At the bottom, I have included two links, both of which provide good definitions and examples of Gothic literature or Gothic fiction.
The Black Cat is filled with elements of Gothic literature, as are most of Poe's other works. Ruins are common settings within Gothic literature, as are horror, death, and decay, among many other things. All of these things can be found in Poe's story. Horror overlays much of the narrator's tale, either his own horror at what he did or ours for the same reason. When his house burns down, it is left in ruins, which he later visits and sees an image of the cat he hung. That cat, Pluto, was the first death, which was eventually followed by his wife's murder at his own hands. Decay can be found at the end of the story, when his wife's body is discovered "already greatly decayed and clotted with gore."
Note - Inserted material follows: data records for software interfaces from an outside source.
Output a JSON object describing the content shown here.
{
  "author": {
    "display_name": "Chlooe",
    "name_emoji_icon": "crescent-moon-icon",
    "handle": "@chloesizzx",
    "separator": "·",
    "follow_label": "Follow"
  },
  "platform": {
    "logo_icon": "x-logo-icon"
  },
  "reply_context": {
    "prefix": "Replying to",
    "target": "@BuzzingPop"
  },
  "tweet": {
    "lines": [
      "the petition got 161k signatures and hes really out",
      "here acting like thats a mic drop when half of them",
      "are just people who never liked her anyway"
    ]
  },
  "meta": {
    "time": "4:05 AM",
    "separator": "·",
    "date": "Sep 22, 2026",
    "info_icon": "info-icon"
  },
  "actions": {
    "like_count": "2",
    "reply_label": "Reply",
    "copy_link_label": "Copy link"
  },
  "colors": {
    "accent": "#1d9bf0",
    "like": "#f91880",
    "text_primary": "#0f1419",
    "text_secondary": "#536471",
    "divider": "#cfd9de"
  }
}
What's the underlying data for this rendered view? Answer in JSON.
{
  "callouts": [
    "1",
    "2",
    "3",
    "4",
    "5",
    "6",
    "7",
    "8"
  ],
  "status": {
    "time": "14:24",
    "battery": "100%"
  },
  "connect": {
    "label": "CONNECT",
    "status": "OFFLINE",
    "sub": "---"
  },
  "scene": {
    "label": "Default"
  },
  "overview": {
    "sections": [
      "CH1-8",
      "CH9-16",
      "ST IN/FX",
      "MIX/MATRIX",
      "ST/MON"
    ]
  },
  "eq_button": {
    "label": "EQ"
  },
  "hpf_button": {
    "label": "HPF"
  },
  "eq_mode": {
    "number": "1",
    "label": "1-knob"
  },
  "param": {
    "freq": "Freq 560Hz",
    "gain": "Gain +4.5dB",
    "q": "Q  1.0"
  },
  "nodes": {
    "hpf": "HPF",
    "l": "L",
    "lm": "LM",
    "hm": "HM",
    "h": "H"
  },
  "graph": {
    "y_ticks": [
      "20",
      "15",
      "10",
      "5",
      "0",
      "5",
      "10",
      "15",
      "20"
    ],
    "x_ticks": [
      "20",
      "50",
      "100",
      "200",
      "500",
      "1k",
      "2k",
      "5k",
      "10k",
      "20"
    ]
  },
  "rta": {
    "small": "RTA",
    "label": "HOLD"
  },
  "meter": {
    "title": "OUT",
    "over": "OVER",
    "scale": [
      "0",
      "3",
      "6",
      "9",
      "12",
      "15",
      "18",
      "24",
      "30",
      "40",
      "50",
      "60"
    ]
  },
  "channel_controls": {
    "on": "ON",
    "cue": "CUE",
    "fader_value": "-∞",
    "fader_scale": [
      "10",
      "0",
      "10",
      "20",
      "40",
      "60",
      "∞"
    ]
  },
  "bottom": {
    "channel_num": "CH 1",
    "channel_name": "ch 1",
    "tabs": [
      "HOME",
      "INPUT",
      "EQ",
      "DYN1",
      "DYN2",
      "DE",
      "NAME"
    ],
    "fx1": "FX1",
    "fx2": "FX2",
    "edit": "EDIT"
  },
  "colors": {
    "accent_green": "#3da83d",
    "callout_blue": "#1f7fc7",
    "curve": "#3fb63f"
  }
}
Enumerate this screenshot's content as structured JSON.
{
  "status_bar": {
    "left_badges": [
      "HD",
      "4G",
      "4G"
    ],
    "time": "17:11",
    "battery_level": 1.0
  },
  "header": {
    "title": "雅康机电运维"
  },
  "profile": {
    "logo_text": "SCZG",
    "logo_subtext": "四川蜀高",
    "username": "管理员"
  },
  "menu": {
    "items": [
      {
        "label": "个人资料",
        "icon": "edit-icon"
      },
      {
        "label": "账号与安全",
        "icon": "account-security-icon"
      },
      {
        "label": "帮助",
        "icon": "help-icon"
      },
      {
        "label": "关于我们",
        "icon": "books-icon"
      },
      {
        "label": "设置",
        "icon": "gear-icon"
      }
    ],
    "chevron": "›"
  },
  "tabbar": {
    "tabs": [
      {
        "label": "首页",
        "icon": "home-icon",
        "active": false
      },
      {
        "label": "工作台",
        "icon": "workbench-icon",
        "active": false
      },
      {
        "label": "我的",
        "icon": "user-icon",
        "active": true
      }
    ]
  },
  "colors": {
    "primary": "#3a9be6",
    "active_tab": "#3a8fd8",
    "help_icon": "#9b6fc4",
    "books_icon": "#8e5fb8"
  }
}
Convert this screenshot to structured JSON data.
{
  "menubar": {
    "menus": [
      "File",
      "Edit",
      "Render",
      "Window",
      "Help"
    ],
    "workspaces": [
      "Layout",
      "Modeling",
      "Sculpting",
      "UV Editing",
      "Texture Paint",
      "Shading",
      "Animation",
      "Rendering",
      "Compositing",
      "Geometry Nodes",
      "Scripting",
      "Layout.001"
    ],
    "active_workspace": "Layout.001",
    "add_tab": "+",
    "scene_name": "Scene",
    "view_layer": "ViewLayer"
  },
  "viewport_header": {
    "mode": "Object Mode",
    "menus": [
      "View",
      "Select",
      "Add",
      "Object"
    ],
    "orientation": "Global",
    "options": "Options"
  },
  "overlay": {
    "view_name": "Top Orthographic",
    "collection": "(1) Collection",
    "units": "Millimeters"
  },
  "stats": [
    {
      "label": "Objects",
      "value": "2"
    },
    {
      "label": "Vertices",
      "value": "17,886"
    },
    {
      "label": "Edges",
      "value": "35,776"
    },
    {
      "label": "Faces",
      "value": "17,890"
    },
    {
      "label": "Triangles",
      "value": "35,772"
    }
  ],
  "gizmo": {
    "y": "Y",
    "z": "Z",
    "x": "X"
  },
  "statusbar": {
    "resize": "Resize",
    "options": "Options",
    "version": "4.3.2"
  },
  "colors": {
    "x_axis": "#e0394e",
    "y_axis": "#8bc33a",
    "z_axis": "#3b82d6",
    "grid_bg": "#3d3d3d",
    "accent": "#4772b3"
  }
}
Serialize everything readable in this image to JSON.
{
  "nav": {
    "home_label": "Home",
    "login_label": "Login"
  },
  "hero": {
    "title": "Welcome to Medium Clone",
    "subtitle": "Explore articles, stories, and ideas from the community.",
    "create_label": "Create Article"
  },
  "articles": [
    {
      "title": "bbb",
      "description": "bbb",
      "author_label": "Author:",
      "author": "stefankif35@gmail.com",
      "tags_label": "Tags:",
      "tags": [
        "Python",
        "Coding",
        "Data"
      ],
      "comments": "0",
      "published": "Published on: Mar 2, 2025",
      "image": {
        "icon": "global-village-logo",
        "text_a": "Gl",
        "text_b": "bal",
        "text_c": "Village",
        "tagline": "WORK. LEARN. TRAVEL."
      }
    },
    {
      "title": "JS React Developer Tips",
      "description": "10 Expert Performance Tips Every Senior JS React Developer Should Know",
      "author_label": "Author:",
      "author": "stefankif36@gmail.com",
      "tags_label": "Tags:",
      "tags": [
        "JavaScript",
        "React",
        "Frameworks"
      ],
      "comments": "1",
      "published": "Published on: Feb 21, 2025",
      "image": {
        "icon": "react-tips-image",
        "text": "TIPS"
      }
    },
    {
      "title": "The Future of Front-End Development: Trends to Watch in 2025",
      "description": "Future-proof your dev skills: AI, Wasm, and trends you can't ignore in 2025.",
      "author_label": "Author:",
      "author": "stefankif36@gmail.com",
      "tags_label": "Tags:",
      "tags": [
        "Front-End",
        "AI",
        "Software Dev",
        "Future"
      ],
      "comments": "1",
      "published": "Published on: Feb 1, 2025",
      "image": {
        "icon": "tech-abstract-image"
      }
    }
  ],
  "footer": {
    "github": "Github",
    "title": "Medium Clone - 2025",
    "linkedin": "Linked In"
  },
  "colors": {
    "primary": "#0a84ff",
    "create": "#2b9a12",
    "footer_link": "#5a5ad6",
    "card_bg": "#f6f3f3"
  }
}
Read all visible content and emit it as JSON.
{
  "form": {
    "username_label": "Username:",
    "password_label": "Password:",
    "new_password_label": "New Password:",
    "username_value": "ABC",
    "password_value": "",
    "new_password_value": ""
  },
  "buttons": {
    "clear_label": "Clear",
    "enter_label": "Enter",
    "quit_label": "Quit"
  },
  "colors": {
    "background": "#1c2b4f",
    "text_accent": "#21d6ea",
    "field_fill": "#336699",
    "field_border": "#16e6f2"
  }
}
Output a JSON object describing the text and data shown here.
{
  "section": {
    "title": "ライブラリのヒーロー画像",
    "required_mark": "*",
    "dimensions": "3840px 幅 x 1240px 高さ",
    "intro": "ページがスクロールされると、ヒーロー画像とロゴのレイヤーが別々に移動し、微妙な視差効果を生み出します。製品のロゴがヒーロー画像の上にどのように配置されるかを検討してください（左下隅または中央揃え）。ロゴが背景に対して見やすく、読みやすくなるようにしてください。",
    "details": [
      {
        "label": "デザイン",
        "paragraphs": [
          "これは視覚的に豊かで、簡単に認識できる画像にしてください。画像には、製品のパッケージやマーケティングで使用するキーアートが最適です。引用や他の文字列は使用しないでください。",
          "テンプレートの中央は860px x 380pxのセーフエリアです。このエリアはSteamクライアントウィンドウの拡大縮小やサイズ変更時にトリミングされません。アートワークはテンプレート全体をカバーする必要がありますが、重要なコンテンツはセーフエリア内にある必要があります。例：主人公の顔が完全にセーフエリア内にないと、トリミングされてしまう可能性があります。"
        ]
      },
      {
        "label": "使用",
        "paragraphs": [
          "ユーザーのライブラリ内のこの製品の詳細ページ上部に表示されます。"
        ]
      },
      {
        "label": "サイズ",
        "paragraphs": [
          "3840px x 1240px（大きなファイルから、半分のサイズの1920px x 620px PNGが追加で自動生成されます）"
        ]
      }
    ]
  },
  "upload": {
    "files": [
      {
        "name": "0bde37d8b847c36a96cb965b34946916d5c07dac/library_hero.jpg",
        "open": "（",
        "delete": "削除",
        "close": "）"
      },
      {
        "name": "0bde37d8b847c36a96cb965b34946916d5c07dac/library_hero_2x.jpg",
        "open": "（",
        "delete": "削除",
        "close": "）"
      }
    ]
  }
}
There is one other element of Gothic literature that can be found in this story, but in a very interesting way. Gothic novels have an archetypal hero and villain (meaning they follow a pattern): the hero is usually isolated, and the villain is usually true evil, often because of implicit malevolence. I say that these archetypes appear in an interesting way because the narrator follows both rather than having two separate characters. At first, the narrator is isolated because he prefers animals to humans; but then a malevolence takes over him for no real reason and he takes to harming innocent creatures simply because he wants to.